WHAT IS REQUIRED:
Lines where the string "data" appears are to be copied from the entries below.

--------------------------------

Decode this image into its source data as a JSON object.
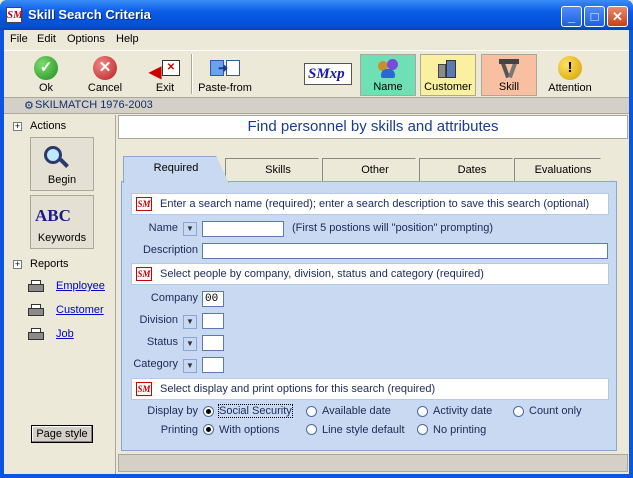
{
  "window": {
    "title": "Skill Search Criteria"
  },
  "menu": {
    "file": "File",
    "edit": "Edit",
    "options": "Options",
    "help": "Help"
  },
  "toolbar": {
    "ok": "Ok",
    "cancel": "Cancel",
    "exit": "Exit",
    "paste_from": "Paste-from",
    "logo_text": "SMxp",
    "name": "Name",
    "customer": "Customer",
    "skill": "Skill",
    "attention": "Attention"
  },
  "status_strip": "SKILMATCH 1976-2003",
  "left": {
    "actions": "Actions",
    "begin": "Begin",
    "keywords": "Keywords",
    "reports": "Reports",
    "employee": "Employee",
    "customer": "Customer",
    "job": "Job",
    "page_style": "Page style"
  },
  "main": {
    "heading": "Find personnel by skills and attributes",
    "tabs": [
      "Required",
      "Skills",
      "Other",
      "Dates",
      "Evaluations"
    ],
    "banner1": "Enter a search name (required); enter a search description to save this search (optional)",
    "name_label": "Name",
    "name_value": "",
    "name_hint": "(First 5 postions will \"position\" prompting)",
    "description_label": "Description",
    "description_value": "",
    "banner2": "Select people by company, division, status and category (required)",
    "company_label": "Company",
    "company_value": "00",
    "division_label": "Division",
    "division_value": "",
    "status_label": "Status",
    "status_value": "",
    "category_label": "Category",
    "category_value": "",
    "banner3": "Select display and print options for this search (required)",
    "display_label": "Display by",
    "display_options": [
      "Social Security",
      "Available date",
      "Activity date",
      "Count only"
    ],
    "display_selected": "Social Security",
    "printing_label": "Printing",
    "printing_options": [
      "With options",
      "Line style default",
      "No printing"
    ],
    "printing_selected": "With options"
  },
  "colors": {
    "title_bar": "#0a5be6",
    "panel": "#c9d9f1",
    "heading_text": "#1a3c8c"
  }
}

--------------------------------

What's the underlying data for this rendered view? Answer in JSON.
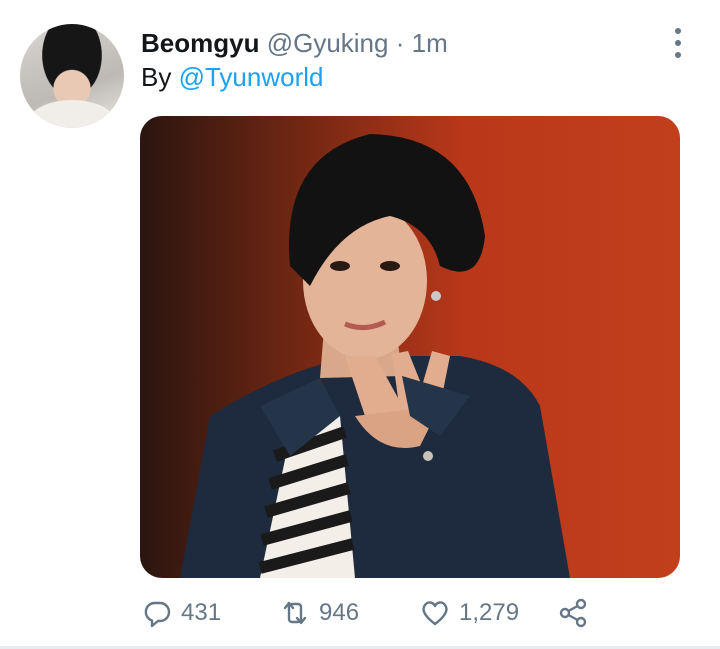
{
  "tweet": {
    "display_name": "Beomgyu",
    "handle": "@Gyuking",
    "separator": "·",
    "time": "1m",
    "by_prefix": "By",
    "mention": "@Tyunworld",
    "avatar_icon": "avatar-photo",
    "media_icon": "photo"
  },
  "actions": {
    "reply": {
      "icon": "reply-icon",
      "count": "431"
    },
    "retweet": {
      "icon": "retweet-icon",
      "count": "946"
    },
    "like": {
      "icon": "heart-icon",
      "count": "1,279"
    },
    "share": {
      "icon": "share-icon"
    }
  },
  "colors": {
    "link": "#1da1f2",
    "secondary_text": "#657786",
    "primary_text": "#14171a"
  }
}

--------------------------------

WRITTEN REPLY:
Decode this image into its source data as a JSON object.
What's the underlying data for this rendered view? Answer in JSON.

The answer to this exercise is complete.